Light underpins all modern technology, and photonics components are deployed in countless applications due to their superior speed, precision, reliability and safety compared to conventional solutions.
New photonics applications will emerge in the near future in various fields, such as environmental monitoring and medicine. Among other things, it will be possible to replace blood tests with easy-to-use portable personal sensors.
Photonics – the science of light – is a subfield of physics. It is one of the key enabling technologies (KETs) that are seen as the most important building blocks for future technological innovation across all industrial sectors. As manufacturers are approaching the limits of what can be achieved through conventional technology, photonics is creating exciting new opportunities.
“Photonics is tomorrow's technology. The 20th century was the age of electronics, but photonics has ruled supreme since the beginning of the new millennium,” says Goëry Genty, professor of photonics at Tampere University.
Genty has a passion for photonics. He is fascinated with the possibility of unravelling and controlling the mechanisms that underlie the behaviour of light.
“The physical phenomena behind photonics are extremely interesting. An in-depth understanding of these phenomena is the key to making further progress in photonics,” he explains.
Photonics is everywhere: it enables us to talk on mobile phones, send emails from laptops and switch on lights at night. Smartphones, telecommunications, safety cameras, high-efficiency solar panels and energy-saving light bulbs are only the tip of the iceberg.
“Photonics improves our quality of life and is ubiquitous but often invisible. Without photonics, the world would be a very different place,” Genty points out.
Finland has a long history of research in photonics. In the 1990s, Nokia’s success helped lay the foundation of Finland's high-tech reputation, which attracted researchers from all over the world. The Academy of Finland has recently selected photonics for its Flagship Programme.
The Photonics Research and Innovation Flagship (PREIN) aims to address societal challenges and deliver significant benefits to society.
Genty spent his formative years in the Bordeaux region of France and came to study photonics as the result of a happy accident. While contemplating his options as an 18-year-old, he became intrigued by the behaviour of light. Photonics technologies had radically increased the speed and reliability of the internet at the time, and it made sense of jump on the bandwagon.
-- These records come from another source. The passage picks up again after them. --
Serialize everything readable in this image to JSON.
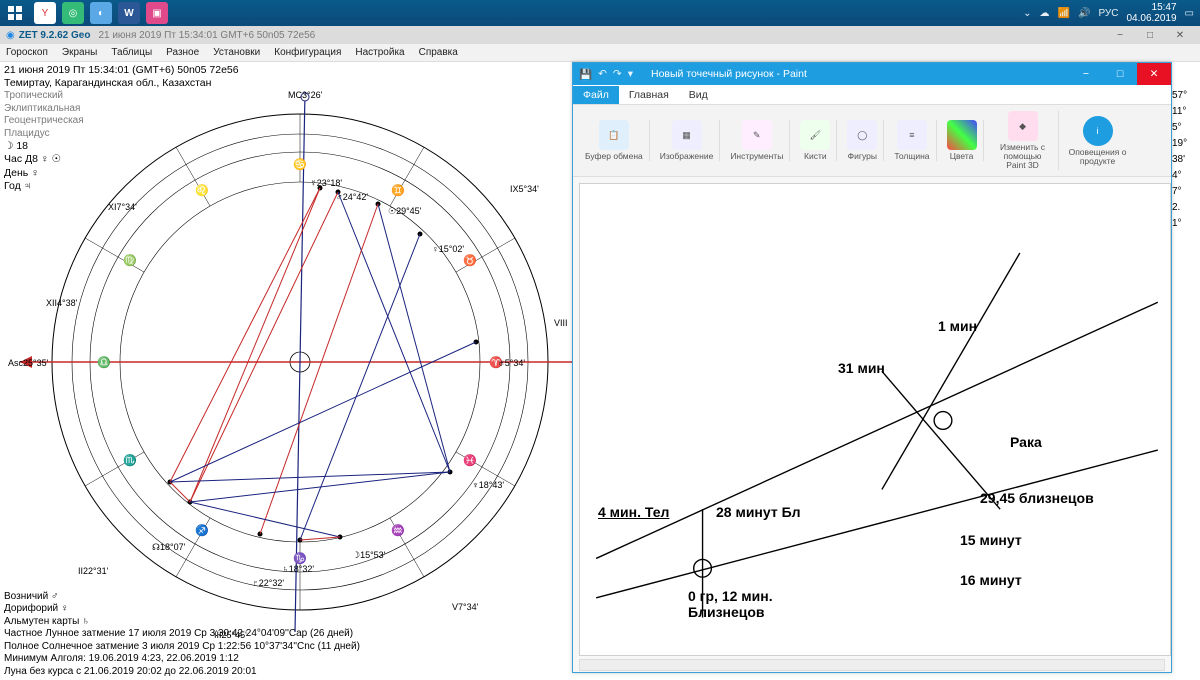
{
  "taskbar": {
    "lang": "РУС",
    "time": "15:47",
    "date": "04.06.2019"
  },
  "zet": {
    "title_app": "ZET 9.2.62 Geo",
    "title_detail": "21 июня 2019  Пт  15:34:01 GMT+6 50n05  72e56",
    "menu": [
      "Гороскоп",
      "Экраны",
      "Таблицы",
      "Разное",
      "Установки",
      "Конфигурация",
      "Настройка",
      "Справка"
    ],
    "head": {
      "l1": "21 июня 2019  Пт  15:34:01 (GMT+6) 50n05  72e56",
      "l2": "Темиртау, Карагандинская обл., Казахстан",
      "s1": "Тропический",
      "s2": "Эклиптикальная",
      "s3": "Геоцентрическая",
      "s4": "Плацидус",
      "s5": "☽  18",
      "s6": "Час Д8 ♀ ☉",
      "s7": "День ♀",
      "s8": "Год ♃"
    },
    "chart_labels": {
      "asc": "Asc25°35'",
      "mc": "MC3°26'",
      "h2": "II22°31'",
      "h3": "III25°45'",
      "h5": "V7°34'",
      "h8": "VIII",
      "h9": "IX5°34'",
      "h11": "XI7°34'",
      "h12": "XII4°38'",
      "merc": "☿23°18'",
      "mars": "♂24°42'",
      "sun": "☉29°45'",
      "venus": "♀15°02'",
      "uran": "♅5°34'",
      "nep": "♆18°43'",
      "moon": "☽15°53'",
      "sat": "♄18°32'",
      "plut": "♇22°32'",
      "node": "☊18°07'"
    },
    "foot": {
      "l1": "Возничий ♂",
      "l2": "Дорифорий ♀",
      "l3": "Альмутен карты ♄",
      "l4": "Частное Лунное затмение 17 июля 2019 Ср  3:30:42 24°04'09''Cap (26 дней)",
      "l5": "Полное Солнечное затмение 3 июля 2019 Ср  1:22:56 10°37'34''Cnc (11 дней)",
      "l6": "Минимум Алголя: 19.06.2019  4:23,  22.06.2019  1:12",
      "l7": "Луна без курса с 21.06.2019 20:02 до 22.06.2019 20:01"
    },
    "datacol": [
      "57°",
      "11°",
      "5°",
      "19°",
      "38'",
      "4°",
      "7°",
      "2.",
      "1°"
    ]
  },
  "paint": {
    "title": "Новый точечный рисунок - Paint",
    "tabs": {
      "file": "Файл",
      "home": "Главная",
      "view": "Вид"
    },
    "ribbon": {
      "clipboard": "Буфер\nобмена",
      "image": "Изображение",
      "tools": "Инструменты",
      "brushes": "Кисти",
      "shapes": "Фигуры",
      "thickness": "Толщина",
      "colors": "Цвета",
      "paint3d": "Изменить с\nпомощью Paint 3D",
      "alerts": "Оповещения\nо продукте"
    },
    "labels": {
      "l1": "1 мин",
      "l31": "31 мин",
      "raka": "Рака",
      "bl2945": "29,45 близнецов",
      "m15": "15 минут",
      "m16": "16 минут",
      "tl4": "4 мин. Тел",
      "bl28": "28 минут Бл",
      "bl0": "0 гр, 12 мин.\nБлизнецов"
    }
  }
}
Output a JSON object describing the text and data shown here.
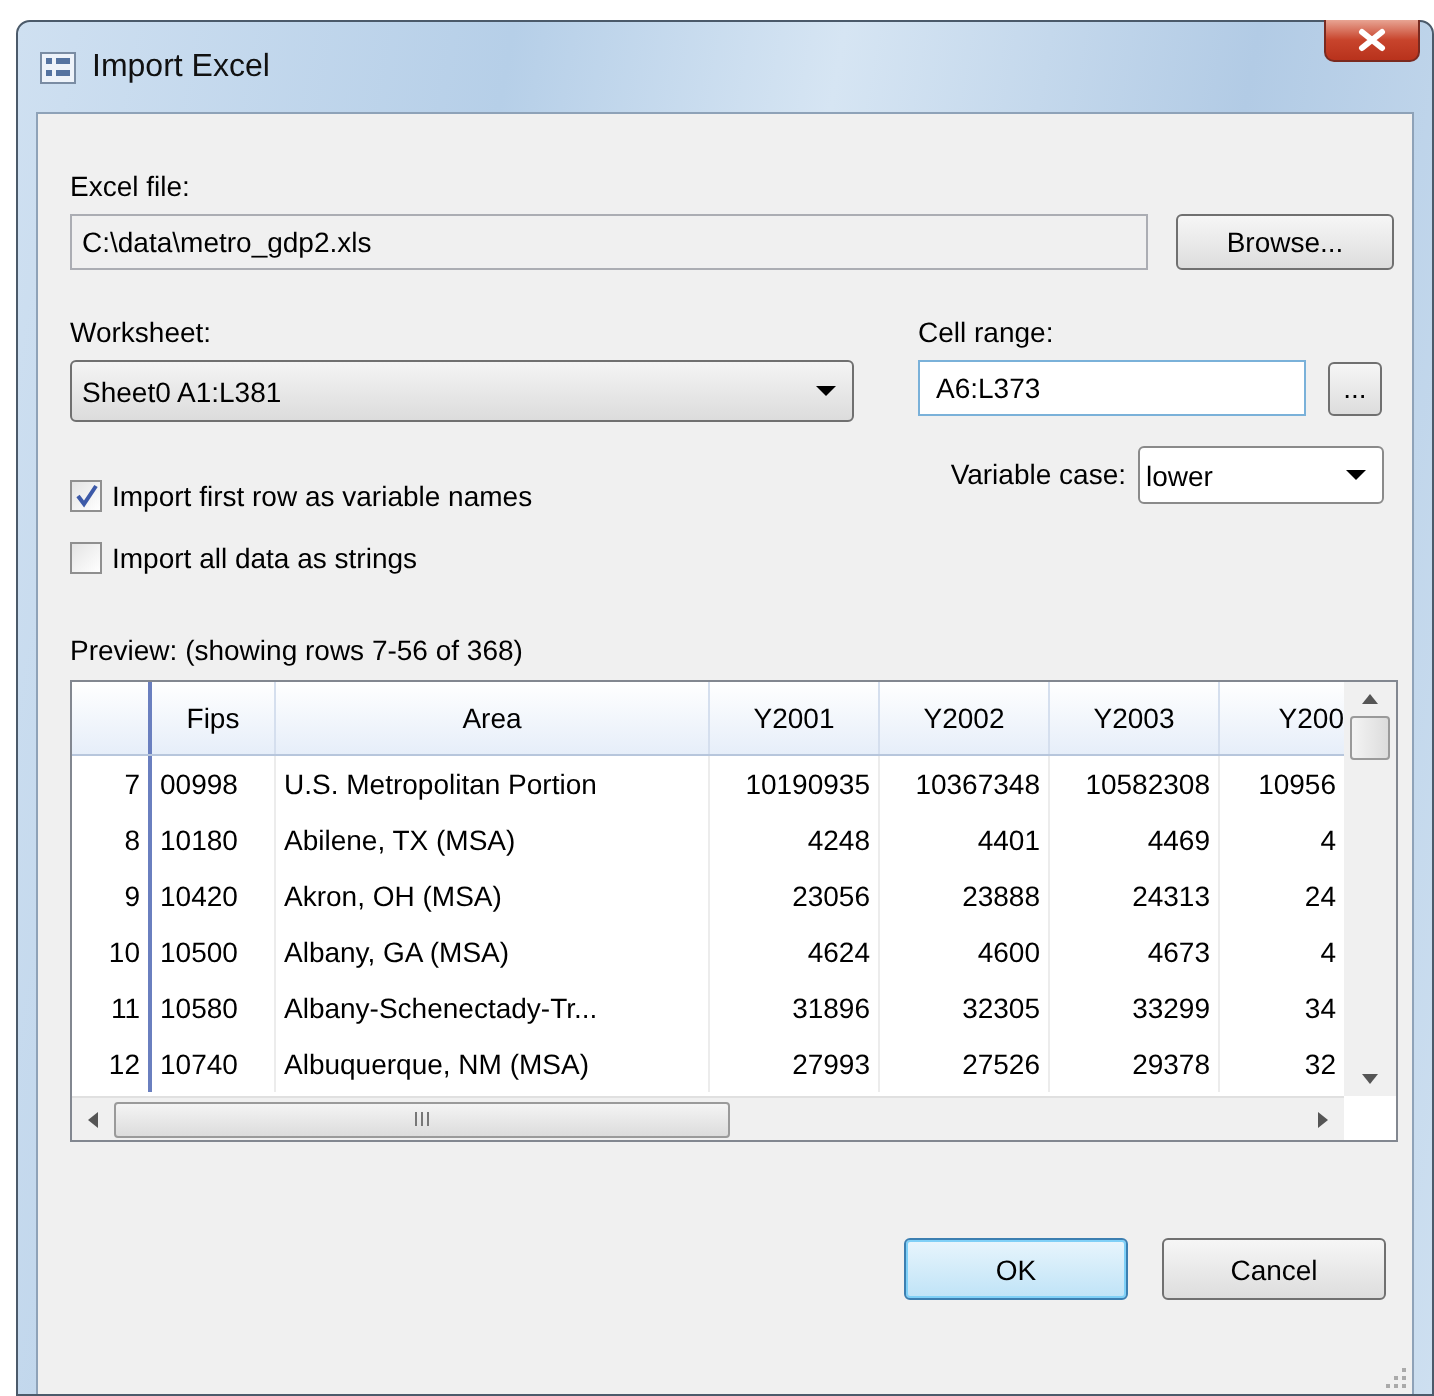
{
  "window": {
    "title": "Import Excel"
  },
  "excel_file": {
    "label": "Excel file:",
    "value": "C:\\data\\metro_gdp2.xls",
    "button": "Browse..."
  },
  "worksheet": {
    "label": "Worksheet:",
    "value": "Sheet0 A1:L381"
  },
  "cell_range": {
    "label": "Cell range:",
    "value": "A6:L373",
    "button": "..."
  },
  "options": [
    {
      "label": "Import first row as variable names",
      "checked": true
    },
    {
      "label": "Import all data as strings",
      "checked": false
    }
  ],
  "variable_case": {
    "label": "Variable case:",
    "value": "lower"
  },
  "preview": {
    "label": "Preview: (showing rows 7-56 of 368)",
    "columns": [
      "Fips",
      "Area",
      "Y2001",
      "Y2002",
      "Y2003",
      "Y200"
    ],
    "rows": [
      {
        "number": "7",
        "cells": [
          "00998",
          "U.S. Metropolitan Portion",
          "10190935",
          "10367348",
          "10582308",
          "10956"
        ]
      },
      {
        "number": "8",
        "cells": [
          "10180",
          "Abilene, TX (MSA)",
          "4248",
          "4401",
          "4469",
          "4"
        ]
      },
      {
        "number": "9",
        "cells": [
          "10420",
          "Akron, OH (MSA)",
          "23056",
          "23888",
          "24313",
          "24"
        ]
      },
      {
        "number": "10",
        "cells": [
          "10500",
          "Albany, GA (MSA)",
          "4624",
          "4600",
          "4673",
          "4"
        ]
      },
      {
        "number": "11",
        "cells": [
          "10580",
          "Albany-Schenectady-Tr...",
          "31896",
          "32305",
          "33299",
          "34"
        ]
      },
      {
        "number": "12",
        "cells": [
          "10740",
          "Albuquerque, NM (MSA)",
          "27993",
          "27526",
          "29378",
          "32"
        ]
      }
    ]
  },
  "buttons": [
    {
      "label": "OK",
      "default": true
    },
    {
      "label": "Cancel",
      "default": false
    }
  ]
}
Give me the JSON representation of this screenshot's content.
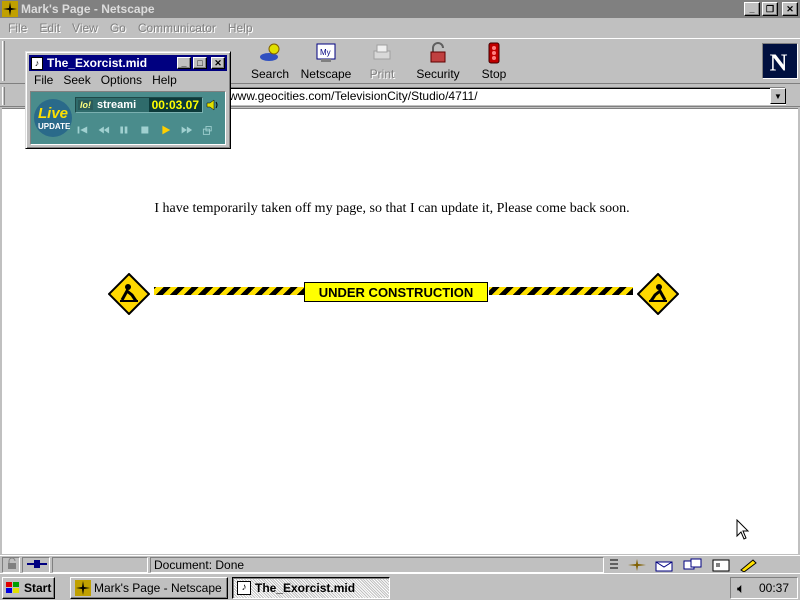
{
  "window": {
    "title": "Mark's Page - Netscape"
  },
  "menubar": [
    "File",
    "Edit",
    "View",
    "Go",
    "Communicator",
    "Help"
  ],
  "toolbar": {
    "buttons": [
      {
        "label": "Search",
        "icon": "search-icon"
      },
      {
        "label": "Netscape",
        "icon": "my-netscape-icon"
      },
      {
        "label": "Print",
        "icon": "print-icon"
      },
      {
        "label": "Security",
        "icon": "security-lock-icon"
      },
      {
        "label": "Stop",
        "icon": "stop-icon"
      }
    ]
  },
  "location": {
    "url": "www.geocities.com/TelevisionCity/Studio/4711/"
  },
  "page": {
    "message": "I have temporarily taken off my page, so that I can update it, Please come back soon.",
    "banner_text": "UNDER CONSTRUCTION"
  },
  "status": {
    "text": "Document: Done"
  },
  "player": {
    "title": "The_Exorcist.mid",
    "menu": [
      "File",
      "Seek",
      "Options",
      "Help"
    ],
    "logo_line1": "Live",
    "logo_line2": "UPDATE",
    "badge": "lo!",
    "stream": "streami",
    "time": "00:03.07"
  },
  "taskbar": {
    "start": "Start",
    "tasks": [
      "Mark's Page - Netscape",
      "The_Exorcist.mid"
    ],
    "clock": "00:37"
  },
  "colors": {
    "titlebar_inactive": "#808080",
    "titlebar_active": "#000080",
    "desktop_gray": "#c0c0c0",
    "construction_yellow": "#ffff00"
  }
}
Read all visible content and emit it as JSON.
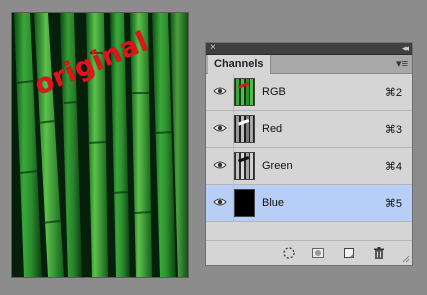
{
  "canvas": {
    "overlay_text": "original"
  },
  "panel": {
    "close_glyph": "×",
    "collapse_glyph": "◂◂",
    "tab_title": "Channels",
    "menu_glyph": "▾≡",
    "channels": [
      {
        "label": "RGB",
        "shortcut": "⌘2",
        "selected": false,
        "thumb": "color"
      },
      {
        "label": "Red",
        "shortcut": "⌘3",
        "selected": false,
        "thumb": "gray-light"
      },
      {
        "label": "Green",
        "shortcut": "⌘4",
        "selected": false,
        "thumb": "gray-mid"
      },
      {
        "label": "Blue",
        "shortcut": "⌘5",
        "selected": true,
        "thumb": "black"
      }
    ],
    "footer_icons": [
      "load-selection-icon",
      "save-selection-icon",
      "new-channel-icon",
      "trash-icon"
    ]
  },
  "colors": {
    "selected_row": "#b7cff6",
    "overlay_text": "#e1131d"
  }
}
“Light is visual and has vast untapped potential. I found that interesting,” he says.
As an internship abroad was a mandatory part of his degree, Genty spent a period of time studying at the university formerly known as Helsinki University of Technology in 1997. It was his first visit to Finland, and he quickly became enthralled by the country. When he was offered the opportunity to complete a doctoral degree in Helsinki after completing his master’s degree, he accepted without hesitation. Later on, he moved to Tampere to further his research career, and he has since been promoted to full professor.
The multidisciplinary PREIN cluster, which is led by Genty and coordinated by Tampere University, also includes the University of Eastern Finland, Aalto University and the VTT Technical Research Centre of Finland. PREIN covers the entire photonics value chain, ranging from basic research through technology and product development to market entry.
“It is rewarding that photonics is perceived as one of the most promising areas of scientific research in Finland and that the potential of photonics to drive economic growth and improve well-being is understood,” Genty notes.
The competition for research funding is fierce among research groups that explore similar topics around the world. Resources are limited and everyone wants to be the best. Genty is pleased that the PREIN flagship places great emphasis on the power of collaboration.
“Together we are greater. It makes more sense to work together than go head to head,” he states.
The demand for photonics professionals will grow in the future. As the father of a 13-year-old daughter, Genty is a strong supporter of science events for children, and he wants to encourage children’s interest in science. Today's learners are, after all, tomorrow’s professionals.
“I am looking to increase awareness of photonics among children. It is especially important to get more girls interested in science; it is not a male stronghold,” says Genty.
Photonics is expected to create more than 7,000 new jobs in Finland and have a significant impact on the national economy. PREIN’s first funding period has already begun, and expectations are running high.
“This is the beginning of a great adventure, and I am thankful to be part of it,” Genty says.